## Records from a data collection

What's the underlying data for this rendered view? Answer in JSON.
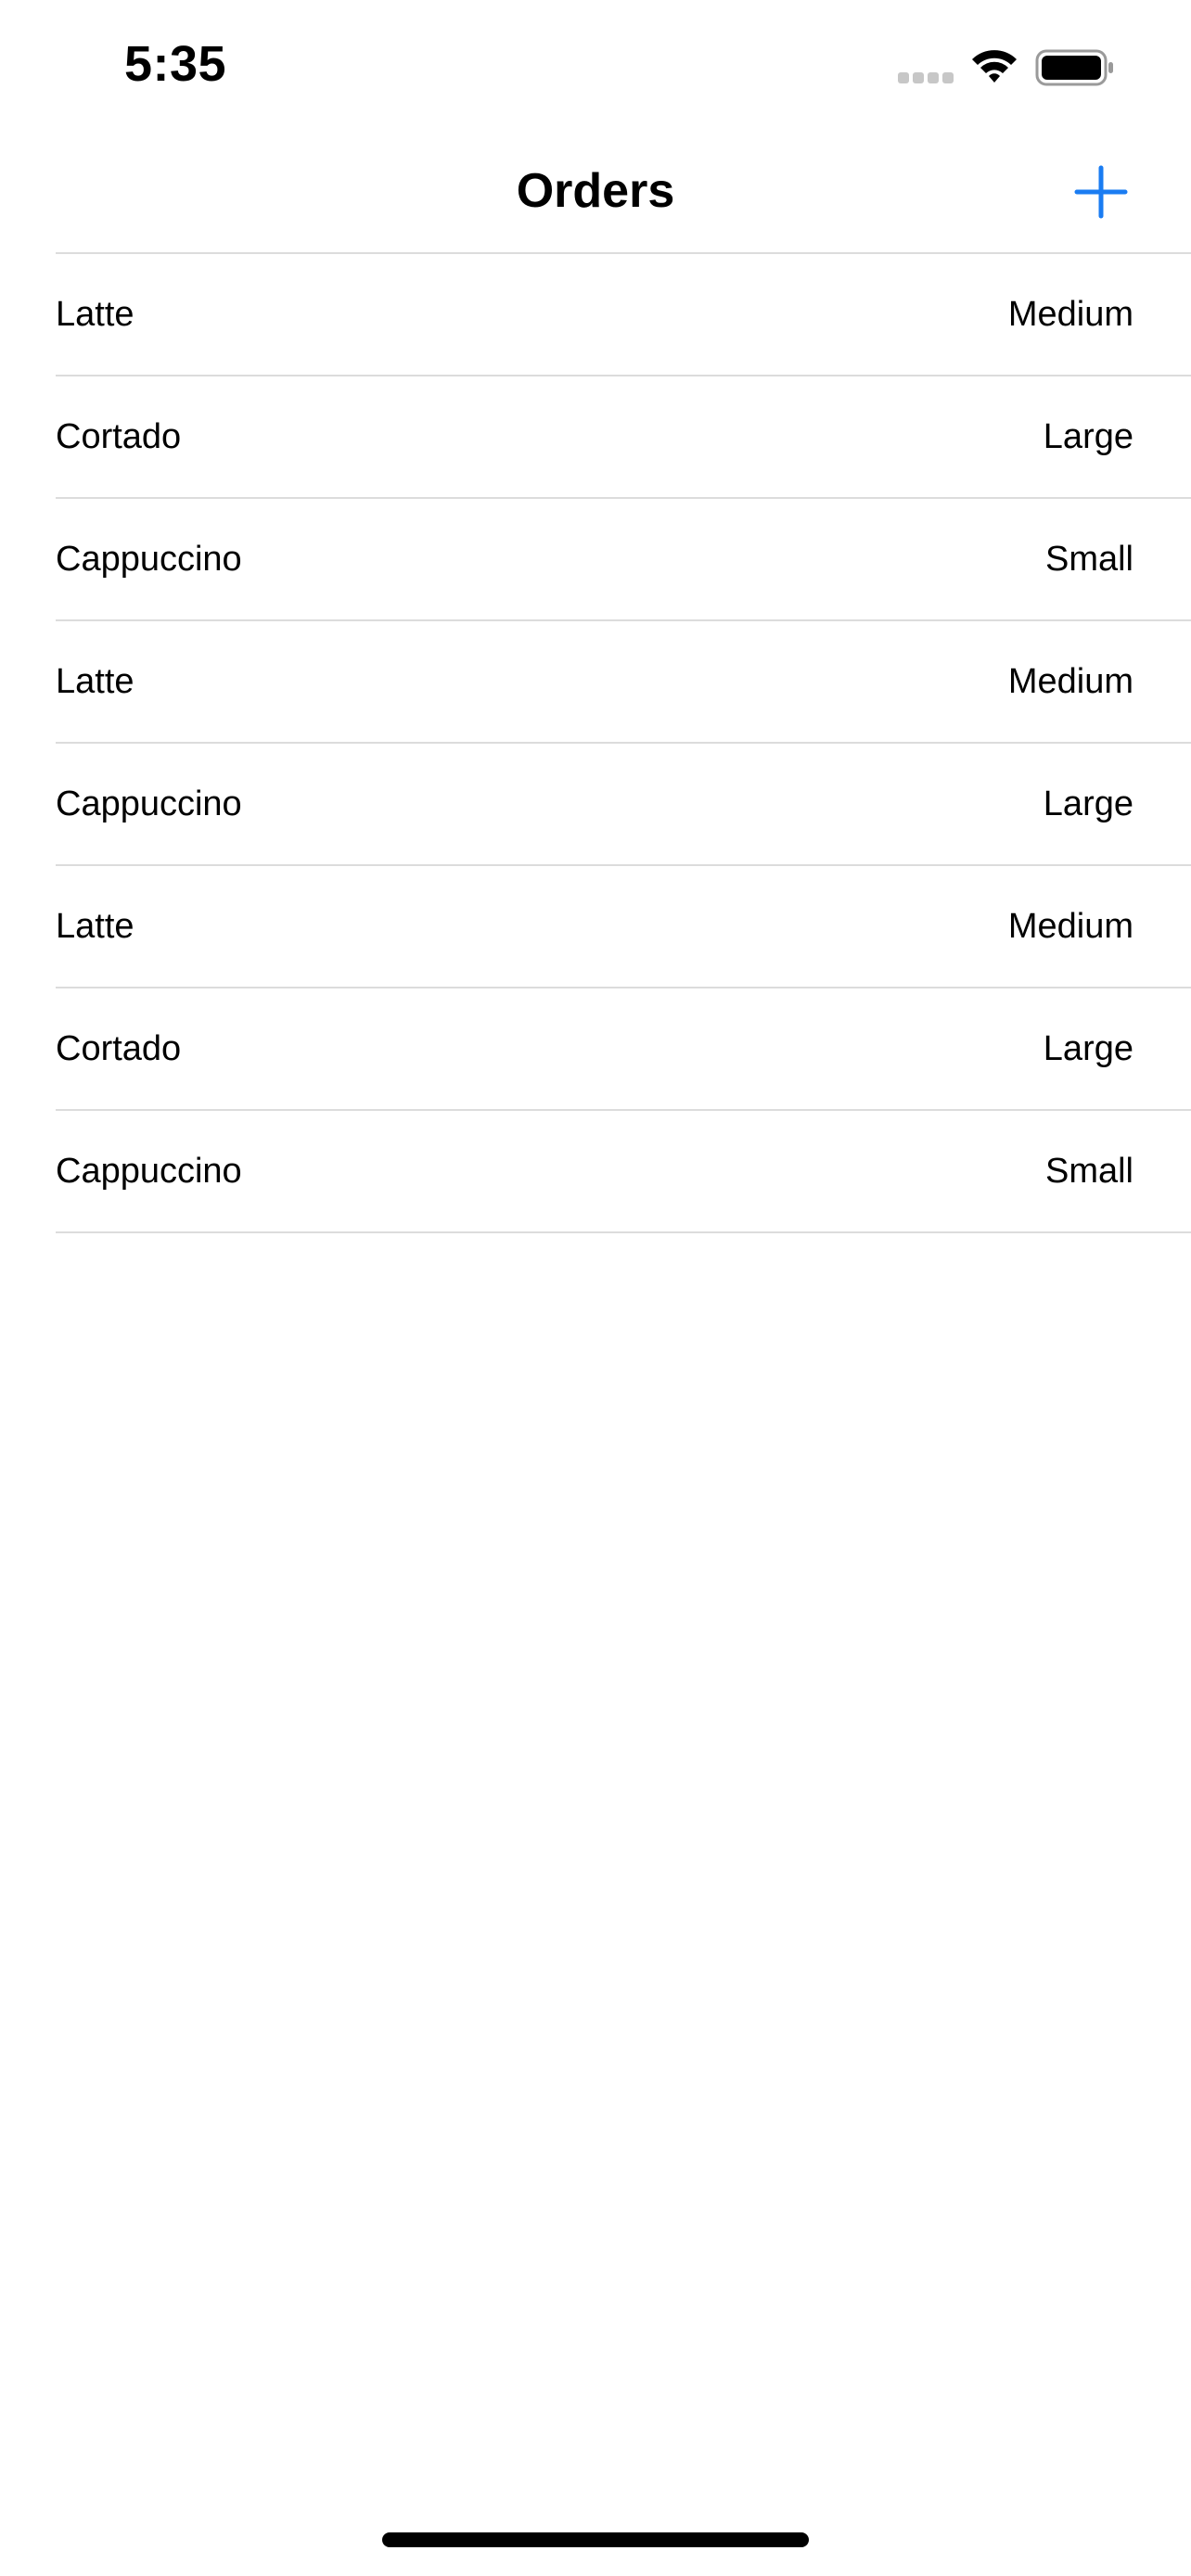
{
  "status_bar": {
    "time": "5:35",
    "icons": [
      "cellular-signal-icon",
      "wifi-icon",
      "battery-icon"
    ]
  },
  "nav": {
    "title": "Orders",
    "add_icon": "plus-icon",
    "accent_color": "#1a7cf2"
  },
  "orders": [
    {
      "name": "Latte",
      "size": "Medium"
    },
    {
      "name": "Cortado",
      "size": "Large"
    },
    {
      "name": "Cappuccino",
      "size": "Small"
    },
    {
      "name": "Latte",
      "size": "Medium"
    },
    {
      "name": "Cappuccino",
      "size": "Large"
    },
    {
      "name": "Latte",
      "size": "Medium"
    },
    {
      "name": "Cortado",
      "size": "Large"
    },
    {
      "name": "Cappuccino",
      "size": "Small"
    }
  ]
}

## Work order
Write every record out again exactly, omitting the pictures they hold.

## Solution to this exercise
What's the underlying data for this rendered view? Answer in JSON.
{
  "status_bar": {
    "time": "5:35",
    "icons": [
      "cellular-signal-icon",
      "wifi-icon",
      "battery-icon"
    ]
  },
  "nav": {
    "title": "Orders",
    "add_icon": "plus-icon",
    "accent_color": "#1a7cf2"
  },
  "orders": [
    {
      "name": "Latte",
      "size": "Medium"
    },
    {
      "name": "Cortado",
      "size": "Large"
    },
    {
      "name": "Cappuccino",
      "size": "Small"
    },
    {
      "name": "Latte",
      "size": "Medium"
    },
    {
      "name": "Cappuccino",
      "size": "Large"
    },
    {
      "name": "Latte",
      "size": "Medium"
    },
    {
      "name": "Cortado",
      "size": "Large"
    },
    {
      "name": "Cappuccino",
      "size": "Small"
    }
  ]
}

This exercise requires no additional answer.